By Judith Griessel, Griessel Consulting
The amendments to the Employment Equity Act in August 2014 have brought changes to the unfair discrimination dispensation in terms of section 6 of the Act. Most notably was the addition of so called “unequal pay for equal work” provision as a form of unfair discrimination.
Employers and HR professionals may have heard horror stories about remuneration practices and policies which would have to be entirely overhauled – and some employees no doubt have already jumped onto the bandwagon and lodged claims at the CCMA on this basis.
In an equal pay claim, the employee (complainant) must show that he/she has been paid differently than another employee (comparator) employed by the same employer and that this is based on a prohibited ground such as gender or race, or on an arbitrary ground. The comparator must perform the same or similar job, or work of equal value as the complainant. If the complainant is successful in this regard, the onus to (dis)prove unfair discrimination will thereafter depend on the alleged discriminatory ground forwarded by the complainant: if it is a listed ground, the employer must rebut a presumption of unfair discrimination; and if it is an arbitrary ground, the complainant must prove everything.
The probability of an equal pay claim brought by a disgruntled employee is however not the only exposure an employer has in terms of the new provisions.
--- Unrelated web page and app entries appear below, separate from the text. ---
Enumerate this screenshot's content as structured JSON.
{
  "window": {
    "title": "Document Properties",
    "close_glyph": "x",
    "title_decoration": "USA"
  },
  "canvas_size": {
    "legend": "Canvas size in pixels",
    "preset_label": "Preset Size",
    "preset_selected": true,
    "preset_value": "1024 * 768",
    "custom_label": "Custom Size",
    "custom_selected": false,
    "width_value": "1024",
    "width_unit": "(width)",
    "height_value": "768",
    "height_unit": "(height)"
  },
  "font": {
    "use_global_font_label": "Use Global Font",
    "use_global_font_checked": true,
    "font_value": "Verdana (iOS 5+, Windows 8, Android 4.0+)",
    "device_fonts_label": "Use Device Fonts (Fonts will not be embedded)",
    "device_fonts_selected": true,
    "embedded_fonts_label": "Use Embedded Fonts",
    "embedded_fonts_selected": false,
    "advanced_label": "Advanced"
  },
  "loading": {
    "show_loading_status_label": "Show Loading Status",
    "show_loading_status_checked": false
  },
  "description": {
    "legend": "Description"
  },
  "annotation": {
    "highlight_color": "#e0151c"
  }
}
There is a general duty on employers to take steps to eliminate unfair discrimination in the workplace – which now includes unfair discrimination relating to terms and conditions of employment, remuneration and benefits. So – there is indeed a need for employers to revisit their employment practices and policies in a pre-emptive exercise to determine if their existing remuneration practices are fair in this regard and if not, to take remedial steps to rectify the situation.
It is not something to panic about, but it is something that needs to be done with a proper understanding of all the issues and legal principles at play. If the audit shows a differentiation in remuneration or terms and conditions of employment for employees doing work that is the same / similar / of equal value, this is not necessarily a problem for the employer. Only unfair discrimination is prohibited and there are various justification grounds for fair differentiation to be found in the Regulations and the Act.
An employer conducting such an audit must therefore know what to look for and how to identify when there is permissible or justified differentiation. Sometimes the reason for differentiation may seem justified, but the application of the practice may result in indirect unfair discrimination. Remember that it is not a defence to say that discrimination was unintentional; nor can an employer rely on the provisions of a collective agreement to justify unfair discrimination s a result of its application.
The Department of Labour has issued Regulations and a draft Code of Good Practice to assist employers and to explain the terminology and methodology – however, it is not exactly straightforward. Analysing and cross-referencing the different legal provisions, looking up applicable case law guidelines and interpretations and reducing it all to a workable tool to use in relation to ‘equal pay‘ issues, is quite an exercise – as I can say from experience. It took many hours of studying, mind-mapping and sorting to get my mind around the principles and compile a reasonably understandable practice document in this regard.
Seeing that now is the time for sharing and giving, this document is, for a limited time, available to practitioners and employers who might be interested in purchasing a copy thereof.